Available records:
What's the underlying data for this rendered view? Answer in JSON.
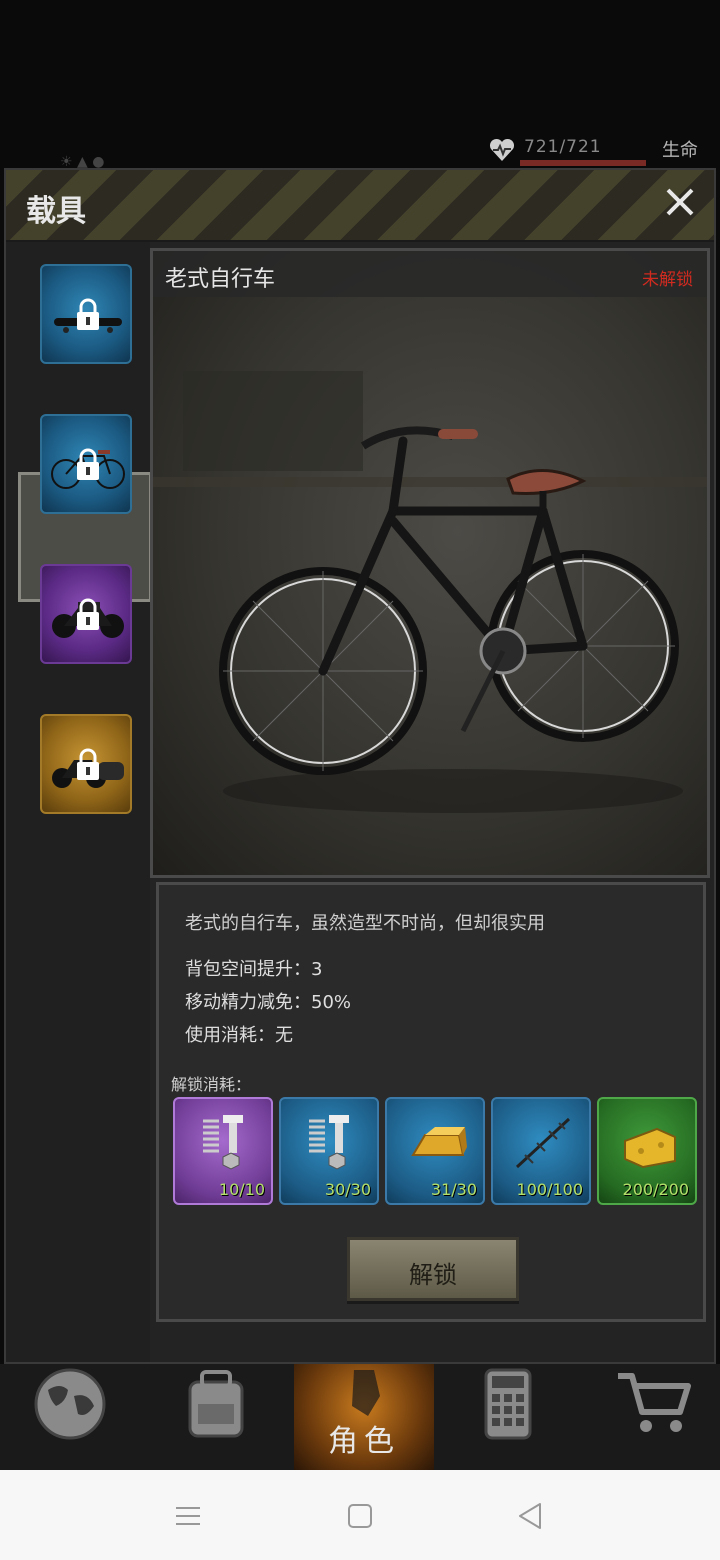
{
  "status": {
    "hp_value": "721/721",
    "hp_label": "生命",
    "hp_fraction": 1.0
  },
  "panel": {
    "title": "载具",
    "vehicles": [
      {
        "name": "skateboard",
        "rarity": "blue",
        "locked": true
      },
      {
        "name": "bicycle",
        "rarity": "blue",
        "locked": true,
        "selected": true
      },
      {
        "name": "motorcycle",
        "rarity": "purple",
        "locked": true
      },
      {
        "name": "sidecar-motorcycle",
        "rarity": "gold",
        "locked": true
      }
    ],
    "selected": {
      "name": "老式自行车",
      "status": "未解锁",
      "description": "老式的自行车，虽然造型不时尚，但却很实用",
      "stats": [
        "背包空间提升：3",
        "移动精力减免：50%",
        "使用消耗：无"
      ],
      "unlock_cost_label": "解锁消耗：",
      "materials": [
        {
          "icon": "spring-bolt-icon",
          "rarity": "purple",
          "count": "10/10"
        },
        {
          "icon": "spring-bolt-icon",
          "rarity": "blue",
          "count": "30/30"
        },
        {
          "icon": "gold-bar-icon",
          "rarity": "blue",
          "count": "31/30"
        },
        {
          "icon": "barbed-wire-icon",
          "rarity": "blue",
          "count": "100/100"
        },
        {
          "icon": "cheese-icon",
          "rarity": "green",
          "count": "200/200"
        }
      ],
      "unlock_button": "解锁"
    }
  },
  "nav": {
    "items": [
      "world-icon",
      "backpack-icon",
      "character-icon",
      "calculator-icon",
      "shop-cart-icon"
    ],
    "active_label": "角色"
  },
  "colors": {
    "locked_red": "#d12a1f",
    "count_green": "#b3e06a",
    "nav_active": "#c97b1e"
  }
}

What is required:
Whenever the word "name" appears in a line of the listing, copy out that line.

Expected answer:
        "name": "skateboard",
        "name": "bicycle",
        "name": "motorcycle",
        "name": "sidecar-motorcycle",
      "name": "老式自行车",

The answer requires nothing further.